→ **Assignment**
Would you write out the entries below, every one of them, exactly?

→ **Exercise data**
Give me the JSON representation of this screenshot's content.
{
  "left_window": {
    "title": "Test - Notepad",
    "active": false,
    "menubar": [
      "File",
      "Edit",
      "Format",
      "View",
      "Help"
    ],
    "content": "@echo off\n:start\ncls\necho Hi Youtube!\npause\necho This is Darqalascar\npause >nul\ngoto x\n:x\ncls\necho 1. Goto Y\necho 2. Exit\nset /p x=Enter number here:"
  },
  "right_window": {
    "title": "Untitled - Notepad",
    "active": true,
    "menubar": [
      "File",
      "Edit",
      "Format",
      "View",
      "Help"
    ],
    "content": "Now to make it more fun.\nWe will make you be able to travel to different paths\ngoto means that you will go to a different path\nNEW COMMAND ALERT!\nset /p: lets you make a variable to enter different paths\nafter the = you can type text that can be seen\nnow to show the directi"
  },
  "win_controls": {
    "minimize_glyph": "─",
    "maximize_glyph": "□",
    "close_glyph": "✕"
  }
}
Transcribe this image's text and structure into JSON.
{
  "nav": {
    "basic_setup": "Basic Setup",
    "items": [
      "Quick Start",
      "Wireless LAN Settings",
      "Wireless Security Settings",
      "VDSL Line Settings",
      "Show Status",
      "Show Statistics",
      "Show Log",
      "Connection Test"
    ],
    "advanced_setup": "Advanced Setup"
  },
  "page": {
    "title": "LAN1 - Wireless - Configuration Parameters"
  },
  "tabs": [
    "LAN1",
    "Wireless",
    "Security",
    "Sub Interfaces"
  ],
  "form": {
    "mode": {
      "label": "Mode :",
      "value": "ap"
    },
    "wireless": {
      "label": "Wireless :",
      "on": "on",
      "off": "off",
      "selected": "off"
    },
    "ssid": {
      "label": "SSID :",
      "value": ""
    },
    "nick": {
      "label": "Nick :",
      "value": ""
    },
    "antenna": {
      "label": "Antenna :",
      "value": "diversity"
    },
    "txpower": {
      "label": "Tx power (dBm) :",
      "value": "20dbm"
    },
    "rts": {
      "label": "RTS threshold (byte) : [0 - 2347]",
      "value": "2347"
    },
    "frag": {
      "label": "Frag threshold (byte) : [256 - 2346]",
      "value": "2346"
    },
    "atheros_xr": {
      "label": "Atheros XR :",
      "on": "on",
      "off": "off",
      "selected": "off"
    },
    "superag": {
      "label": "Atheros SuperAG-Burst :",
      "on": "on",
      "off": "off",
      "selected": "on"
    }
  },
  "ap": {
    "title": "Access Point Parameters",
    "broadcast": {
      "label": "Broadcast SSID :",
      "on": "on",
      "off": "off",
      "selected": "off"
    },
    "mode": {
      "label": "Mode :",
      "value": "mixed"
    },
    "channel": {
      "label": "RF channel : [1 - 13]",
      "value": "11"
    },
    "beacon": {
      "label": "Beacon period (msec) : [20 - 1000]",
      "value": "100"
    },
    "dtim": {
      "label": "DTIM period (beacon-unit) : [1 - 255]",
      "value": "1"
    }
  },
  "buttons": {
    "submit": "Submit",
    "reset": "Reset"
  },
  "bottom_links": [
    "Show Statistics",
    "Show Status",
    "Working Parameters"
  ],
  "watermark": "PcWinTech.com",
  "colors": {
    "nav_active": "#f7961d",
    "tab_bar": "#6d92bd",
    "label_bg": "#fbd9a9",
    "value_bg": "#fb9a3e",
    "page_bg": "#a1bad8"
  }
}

→ **Answer section**
Give me the JSON representation of this screenshot's content.
{
  "left_window": {
    "title": "Test - Notepad",
    "active": false,
    "menubar": [
      "File",
      "Edit",
      "Format",
      "View",
      "Help"
    ],
    "content": "@echo off\n:start\ncls\necho Hi Youtube!\npause\necho This is Darqalascar\npause >nul\ngoto x\n:x\ncls\necho 1. Goto Y\necho 2. Exit\nset /p x=Enter number here:"
  },
  "right_window": {
    "title": "Untitled - Notepad",
    "active": true,
    "menubar": [
      "File",
      "Edit",
      "Format",
      "View",
      "Help"
    ],
    "content": "Now to make it more fun.\nWe will make you be able to travel to different paths\ngoto means that you will go to a different path\nNEW COMMAND ALERT!\nset /p: lets you make a variable to enter different paths\nafter the = you can type text that can be seen\nnow to show the directi"
  },
  "win_controls": {
    "minimize_glyph": "─",
    "maximize_glyph": "□",
    "close_glyph": "✕"
  }
}
Transcribe this image's text and structure into JSON.
{
  "nav": {
    "basic_setup": "Basic Setup",
    "items": [
      "Quick Start",
      "Wireless LAN Settings",
      "Wireless Security Settings",
      "VDSL Line Settings",
      "Show Status",
      "Show Statistics",
      "Show Log",
      "Connection Test"
    ],
    "advanced_setup": "Advanced Setup"
  },
  "page": {
    "title": "LAN1 - Wireless - Configuration Parameters"
  },
  "tabs": [
    "LAN1",
    "Wireless",
    "Security",
    "Sub Interfaces"
  ],
  "form": {
    "mode": {
      "label": "Mode :",
      "value": "ap"
    },
    "wireless": {
      "label": "Wireless :",
      "on": "on",
      "off": "off",
      "selected": "off"
    },
    "ssid": {
      "label": "SSID :",
      "value": ""
    },
    "nick": {
      "label": "Nick :",
      "value": ""
    },
    "antenna": {
      "label": "Antenna :",
      "value": "diversity"
    },
    "txpower": {
      "label": "Tx power (dBm) :",
      "value": "20dbm"
    },
    "rts": {
      "label": "RTS threshold (byte) : [0 - 2347]",
      "value": "2347"
    },
    "frag": {
      "label": "Frag threshold (byte) : [256 - 2346]",
      "value": "2346"
    },
    "atheros_xr": {
      "label": "Atheros XR :",
      "on": "on",
      "off": "off",
      "selected": "off"
    },
    "superag": {
      "label": "Atheros SuperAG-Burst :",
      "on": "on",
      "off": "off",
      "selected": "on"
    }
  },
  "ap": {
    "title": "Access Point Parameters",
    "broadcast": {
      "label": "Broadcast SSID :",
      "on": "on",
      "off": "off",
      "selected": "off"
    },
    "mode": {
      "label": "Mode :",
      "value": "mixed"
    },
    "channel": {
      "label": "RF channel : [1 - 13]",
      "value": "11"
    },
    "beacon": {
      "label": "Beacon period (msec) : [20 - 1000]",
      "value": "100"
    },
    "dtim": {
      "label": "DTIM period (beacon-unit) : [1 - 255]",
      "value": "1"
    }
  },
  "buttons": {
    "submit": "Submit",
    "reset": "Reset"
  },
  "bottom_links": [
    "Show Statistics",
    "Show Status",
    "Working Parameters"
  ],
  "watermark": "PcWinTech.com",
  "colors": {
    "nav_active": "#f7961d",
    "tab_bar": "#6d92bd",
    "label_bg": "#fbd9a9",
    "value_bg": "#fb9a3e",
    "page_bg": "#a1bad8"
  }
}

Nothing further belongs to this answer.